**Work required:**
Search term "Channels": copy each line of the records that contains it.

(Dataset excerpts)
───

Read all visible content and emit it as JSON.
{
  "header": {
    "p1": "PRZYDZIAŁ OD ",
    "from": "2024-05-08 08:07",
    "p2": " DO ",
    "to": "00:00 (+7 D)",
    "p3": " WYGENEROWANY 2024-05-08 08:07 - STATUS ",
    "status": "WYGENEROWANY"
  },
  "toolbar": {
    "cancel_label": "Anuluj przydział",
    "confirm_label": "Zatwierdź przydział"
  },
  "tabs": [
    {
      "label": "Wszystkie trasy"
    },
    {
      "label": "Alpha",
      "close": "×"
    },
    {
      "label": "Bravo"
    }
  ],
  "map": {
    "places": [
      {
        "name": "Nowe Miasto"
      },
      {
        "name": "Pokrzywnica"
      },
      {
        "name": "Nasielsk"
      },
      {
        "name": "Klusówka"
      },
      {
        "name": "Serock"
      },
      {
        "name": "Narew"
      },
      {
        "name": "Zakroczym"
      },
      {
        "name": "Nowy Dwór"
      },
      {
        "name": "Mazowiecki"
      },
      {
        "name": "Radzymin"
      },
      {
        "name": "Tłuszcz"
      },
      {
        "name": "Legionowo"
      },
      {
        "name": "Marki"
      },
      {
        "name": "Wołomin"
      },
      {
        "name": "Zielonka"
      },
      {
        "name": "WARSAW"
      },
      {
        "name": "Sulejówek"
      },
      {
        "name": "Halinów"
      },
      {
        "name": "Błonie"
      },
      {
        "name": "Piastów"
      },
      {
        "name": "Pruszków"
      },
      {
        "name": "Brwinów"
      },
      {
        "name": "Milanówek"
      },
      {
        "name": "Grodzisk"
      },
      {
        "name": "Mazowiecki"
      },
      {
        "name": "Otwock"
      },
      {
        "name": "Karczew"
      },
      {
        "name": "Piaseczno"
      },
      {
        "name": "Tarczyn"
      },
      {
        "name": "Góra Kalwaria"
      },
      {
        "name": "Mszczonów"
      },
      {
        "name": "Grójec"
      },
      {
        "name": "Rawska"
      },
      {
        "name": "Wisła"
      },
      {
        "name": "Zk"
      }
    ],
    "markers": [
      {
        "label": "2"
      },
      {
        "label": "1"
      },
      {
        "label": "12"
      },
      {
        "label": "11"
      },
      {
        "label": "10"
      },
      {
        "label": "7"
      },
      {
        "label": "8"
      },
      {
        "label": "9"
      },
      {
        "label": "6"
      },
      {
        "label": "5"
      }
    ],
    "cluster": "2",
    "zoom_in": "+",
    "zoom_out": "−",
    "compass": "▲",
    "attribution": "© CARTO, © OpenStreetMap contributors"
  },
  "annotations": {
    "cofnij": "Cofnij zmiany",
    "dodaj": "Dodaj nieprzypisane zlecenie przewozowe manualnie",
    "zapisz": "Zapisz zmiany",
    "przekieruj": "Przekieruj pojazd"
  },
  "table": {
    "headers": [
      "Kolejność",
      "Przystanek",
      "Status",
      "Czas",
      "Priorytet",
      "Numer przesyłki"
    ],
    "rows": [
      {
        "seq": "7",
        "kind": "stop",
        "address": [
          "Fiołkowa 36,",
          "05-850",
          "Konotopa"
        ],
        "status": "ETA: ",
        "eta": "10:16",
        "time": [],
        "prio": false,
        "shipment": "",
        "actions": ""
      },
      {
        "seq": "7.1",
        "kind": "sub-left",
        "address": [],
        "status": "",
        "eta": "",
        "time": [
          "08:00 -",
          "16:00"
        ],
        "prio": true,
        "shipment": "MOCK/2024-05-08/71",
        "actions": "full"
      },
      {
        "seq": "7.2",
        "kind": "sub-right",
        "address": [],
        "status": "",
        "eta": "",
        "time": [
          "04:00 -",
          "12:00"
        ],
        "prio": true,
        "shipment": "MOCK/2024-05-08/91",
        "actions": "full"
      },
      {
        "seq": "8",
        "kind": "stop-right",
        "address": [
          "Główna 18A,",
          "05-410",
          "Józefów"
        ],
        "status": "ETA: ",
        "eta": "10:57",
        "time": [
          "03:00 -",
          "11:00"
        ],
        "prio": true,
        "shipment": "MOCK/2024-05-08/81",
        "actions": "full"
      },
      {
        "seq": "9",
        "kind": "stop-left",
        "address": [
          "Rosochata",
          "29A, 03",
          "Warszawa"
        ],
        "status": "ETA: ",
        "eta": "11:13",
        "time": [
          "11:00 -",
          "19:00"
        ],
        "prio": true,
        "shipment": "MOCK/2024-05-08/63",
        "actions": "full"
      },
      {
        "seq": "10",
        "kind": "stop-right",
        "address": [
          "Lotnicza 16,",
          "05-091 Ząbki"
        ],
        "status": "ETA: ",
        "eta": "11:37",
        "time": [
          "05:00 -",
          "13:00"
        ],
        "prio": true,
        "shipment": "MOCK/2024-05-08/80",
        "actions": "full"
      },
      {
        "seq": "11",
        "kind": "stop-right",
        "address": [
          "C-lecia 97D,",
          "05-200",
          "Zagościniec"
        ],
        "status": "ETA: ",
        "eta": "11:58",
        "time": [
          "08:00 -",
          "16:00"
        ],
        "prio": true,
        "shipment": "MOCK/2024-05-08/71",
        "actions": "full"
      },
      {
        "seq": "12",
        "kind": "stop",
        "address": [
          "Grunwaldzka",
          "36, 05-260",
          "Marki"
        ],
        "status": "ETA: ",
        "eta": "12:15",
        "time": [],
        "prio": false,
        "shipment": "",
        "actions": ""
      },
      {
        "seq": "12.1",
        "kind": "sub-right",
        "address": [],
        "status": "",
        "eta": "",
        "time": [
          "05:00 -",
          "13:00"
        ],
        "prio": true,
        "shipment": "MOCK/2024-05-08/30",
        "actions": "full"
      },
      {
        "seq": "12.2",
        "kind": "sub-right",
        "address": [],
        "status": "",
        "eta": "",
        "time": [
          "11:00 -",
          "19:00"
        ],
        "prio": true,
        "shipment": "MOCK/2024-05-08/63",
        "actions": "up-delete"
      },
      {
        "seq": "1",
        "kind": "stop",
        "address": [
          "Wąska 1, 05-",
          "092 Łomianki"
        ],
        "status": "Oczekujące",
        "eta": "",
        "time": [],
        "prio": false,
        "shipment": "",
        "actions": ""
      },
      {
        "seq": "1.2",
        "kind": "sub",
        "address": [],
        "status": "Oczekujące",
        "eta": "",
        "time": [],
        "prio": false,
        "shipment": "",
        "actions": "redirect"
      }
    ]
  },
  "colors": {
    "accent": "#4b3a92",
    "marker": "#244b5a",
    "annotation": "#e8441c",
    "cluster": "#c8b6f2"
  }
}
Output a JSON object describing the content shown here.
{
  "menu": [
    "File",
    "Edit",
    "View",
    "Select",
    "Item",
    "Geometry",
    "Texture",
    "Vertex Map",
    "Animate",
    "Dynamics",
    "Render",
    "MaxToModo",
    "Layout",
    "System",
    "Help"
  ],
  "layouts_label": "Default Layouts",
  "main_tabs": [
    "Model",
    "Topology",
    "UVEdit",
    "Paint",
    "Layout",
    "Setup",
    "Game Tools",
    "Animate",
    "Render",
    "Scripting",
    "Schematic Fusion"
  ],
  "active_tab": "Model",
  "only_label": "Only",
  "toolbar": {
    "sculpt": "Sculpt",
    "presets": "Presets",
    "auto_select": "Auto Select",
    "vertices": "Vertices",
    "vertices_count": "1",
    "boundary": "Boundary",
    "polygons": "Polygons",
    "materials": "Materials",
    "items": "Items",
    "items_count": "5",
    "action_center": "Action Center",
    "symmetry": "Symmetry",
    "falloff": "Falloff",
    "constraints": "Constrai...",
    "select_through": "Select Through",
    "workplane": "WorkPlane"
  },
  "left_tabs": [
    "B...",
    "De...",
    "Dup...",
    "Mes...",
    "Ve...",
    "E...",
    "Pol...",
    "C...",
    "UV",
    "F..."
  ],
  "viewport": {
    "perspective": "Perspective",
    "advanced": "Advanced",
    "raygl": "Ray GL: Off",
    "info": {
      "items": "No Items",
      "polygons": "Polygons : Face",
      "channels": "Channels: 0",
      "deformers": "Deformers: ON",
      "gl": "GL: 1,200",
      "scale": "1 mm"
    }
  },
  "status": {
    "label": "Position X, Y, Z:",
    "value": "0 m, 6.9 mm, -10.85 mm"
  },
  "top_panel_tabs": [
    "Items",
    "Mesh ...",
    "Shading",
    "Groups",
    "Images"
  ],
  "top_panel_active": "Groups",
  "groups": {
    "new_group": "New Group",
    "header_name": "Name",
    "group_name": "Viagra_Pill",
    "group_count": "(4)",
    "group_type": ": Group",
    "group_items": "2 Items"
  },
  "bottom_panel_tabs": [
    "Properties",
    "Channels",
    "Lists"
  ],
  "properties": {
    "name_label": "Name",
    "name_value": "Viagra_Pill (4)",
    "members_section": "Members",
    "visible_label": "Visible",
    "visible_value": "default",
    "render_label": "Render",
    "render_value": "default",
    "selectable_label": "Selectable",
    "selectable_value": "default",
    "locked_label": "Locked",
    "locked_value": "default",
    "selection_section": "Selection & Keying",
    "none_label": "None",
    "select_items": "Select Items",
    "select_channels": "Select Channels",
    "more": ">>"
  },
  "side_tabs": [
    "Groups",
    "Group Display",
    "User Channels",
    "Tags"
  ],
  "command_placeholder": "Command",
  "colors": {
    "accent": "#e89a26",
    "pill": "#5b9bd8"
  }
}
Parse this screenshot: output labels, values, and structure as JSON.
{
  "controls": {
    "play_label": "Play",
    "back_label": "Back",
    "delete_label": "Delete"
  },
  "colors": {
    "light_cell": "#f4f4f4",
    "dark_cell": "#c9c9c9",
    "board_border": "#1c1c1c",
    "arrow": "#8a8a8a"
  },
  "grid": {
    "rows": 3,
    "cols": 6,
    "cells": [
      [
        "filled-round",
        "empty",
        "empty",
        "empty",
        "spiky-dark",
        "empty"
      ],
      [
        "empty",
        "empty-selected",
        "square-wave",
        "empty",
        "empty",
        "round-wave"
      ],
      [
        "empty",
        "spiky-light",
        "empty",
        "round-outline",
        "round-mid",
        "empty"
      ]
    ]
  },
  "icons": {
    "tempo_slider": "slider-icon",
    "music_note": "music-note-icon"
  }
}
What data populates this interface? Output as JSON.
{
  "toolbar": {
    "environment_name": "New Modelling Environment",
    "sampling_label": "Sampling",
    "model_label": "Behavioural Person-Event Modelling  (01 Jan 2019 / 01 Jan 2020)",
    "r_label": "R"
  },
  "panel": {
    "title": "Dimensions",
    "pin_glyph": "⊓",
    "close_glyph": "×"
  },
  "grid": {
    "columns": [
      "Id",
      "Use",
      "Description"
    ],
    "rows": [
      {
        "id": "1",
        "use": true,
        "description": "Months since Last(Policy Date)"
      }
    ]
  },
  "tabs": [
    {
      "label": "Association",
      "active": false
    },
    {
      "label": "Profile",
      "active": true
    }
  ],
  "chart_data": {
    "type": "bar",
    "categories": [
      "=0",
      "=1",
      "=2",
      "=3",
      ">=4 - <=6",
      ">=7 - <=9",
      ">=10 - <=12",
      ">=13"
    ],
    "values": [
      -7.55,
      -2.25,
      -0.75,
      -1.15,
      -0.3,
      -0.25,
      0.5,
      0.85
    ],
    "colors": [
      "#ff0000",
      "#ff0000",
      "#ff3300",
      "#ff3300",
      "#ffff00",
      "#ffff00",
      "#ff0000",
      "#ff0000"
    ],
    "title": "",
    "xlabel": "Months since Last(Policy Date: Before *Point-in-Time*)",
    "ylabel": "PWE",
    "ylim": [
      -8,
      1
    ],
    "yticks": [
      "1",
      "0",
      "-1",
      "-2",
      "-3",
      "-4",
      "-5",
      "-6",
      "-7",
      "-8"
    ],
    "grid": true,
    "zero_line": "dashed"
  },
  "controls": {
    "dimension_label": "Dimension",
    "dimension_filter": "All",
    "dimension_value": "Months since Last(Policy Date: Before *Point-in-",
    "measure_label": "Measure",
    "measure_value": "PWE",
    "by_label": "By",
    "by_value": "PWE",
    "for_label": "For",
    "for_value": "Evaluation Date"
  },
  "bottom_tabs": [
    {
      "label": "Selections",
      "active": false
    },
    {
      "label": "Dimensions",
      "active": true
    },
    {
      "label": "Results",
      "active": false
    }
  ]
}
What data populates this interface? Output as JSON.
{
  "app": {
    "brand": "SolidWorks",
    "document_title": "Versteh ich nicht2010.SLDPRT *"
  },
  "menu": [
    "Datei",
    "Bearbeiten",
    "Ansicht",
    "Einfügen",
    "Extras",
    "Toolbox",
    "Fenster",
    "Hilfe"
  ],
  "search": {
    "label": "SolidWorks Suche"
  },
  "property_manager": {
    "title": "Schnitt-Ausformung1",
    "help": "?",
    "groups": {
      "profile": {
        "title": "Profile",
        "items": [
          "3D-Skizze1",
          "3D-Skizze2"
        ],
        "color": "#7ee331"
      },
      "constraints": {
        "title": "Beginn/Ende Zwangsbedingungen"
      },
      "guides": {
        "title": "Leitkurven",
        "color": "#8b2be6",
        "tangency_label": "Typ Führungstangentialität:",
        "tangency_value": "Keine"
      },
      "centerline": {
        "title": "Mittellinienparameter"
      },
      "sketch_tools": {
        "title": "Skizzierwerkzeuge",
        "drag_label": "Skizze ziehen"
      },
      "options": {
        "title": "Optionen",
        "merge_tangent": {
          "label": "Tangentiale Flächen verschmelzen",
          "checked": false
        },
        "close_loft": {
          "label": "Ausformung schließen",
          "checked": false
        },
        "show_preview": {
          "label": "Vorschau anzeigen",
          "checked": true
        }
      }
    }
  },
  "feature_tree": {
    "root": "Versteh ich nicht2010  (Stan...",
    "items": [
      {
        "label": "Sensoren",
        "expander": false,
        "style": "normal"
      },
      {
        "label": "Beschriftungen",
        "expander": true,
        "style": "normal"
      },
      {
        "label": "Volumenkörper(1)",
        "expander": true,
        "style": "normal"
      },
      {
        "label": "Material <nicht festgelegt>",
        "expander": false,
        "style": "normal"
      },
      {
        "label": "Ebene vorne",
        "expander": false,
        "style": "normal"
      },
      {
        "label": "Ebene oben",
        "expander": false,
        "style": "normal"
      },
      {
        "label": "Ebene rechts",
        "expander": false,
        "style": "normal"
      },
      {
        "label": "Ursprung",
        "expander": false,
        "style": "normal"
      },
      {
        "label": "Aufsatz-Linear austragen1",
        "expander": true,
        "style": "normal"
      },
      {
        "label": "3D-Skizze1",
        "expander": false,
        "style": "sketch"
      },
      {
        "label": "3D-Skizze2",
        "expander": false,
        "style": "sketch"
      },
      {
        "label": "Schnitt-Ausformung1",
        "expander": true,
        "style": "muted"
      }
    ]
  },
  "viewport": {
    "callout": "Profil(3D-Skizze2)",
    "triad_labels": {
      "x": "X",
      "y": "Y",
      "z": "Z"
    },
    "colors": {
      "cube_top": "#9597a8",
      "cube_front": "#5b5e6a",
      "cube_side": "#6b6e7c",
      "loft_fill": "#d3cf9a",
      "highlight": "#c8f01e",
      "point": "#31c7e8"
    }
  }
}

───

**Result:**
      "channels": "Channels: 0",
    "Channels",
    "select_channels": "Select Channels",
    "User Channels",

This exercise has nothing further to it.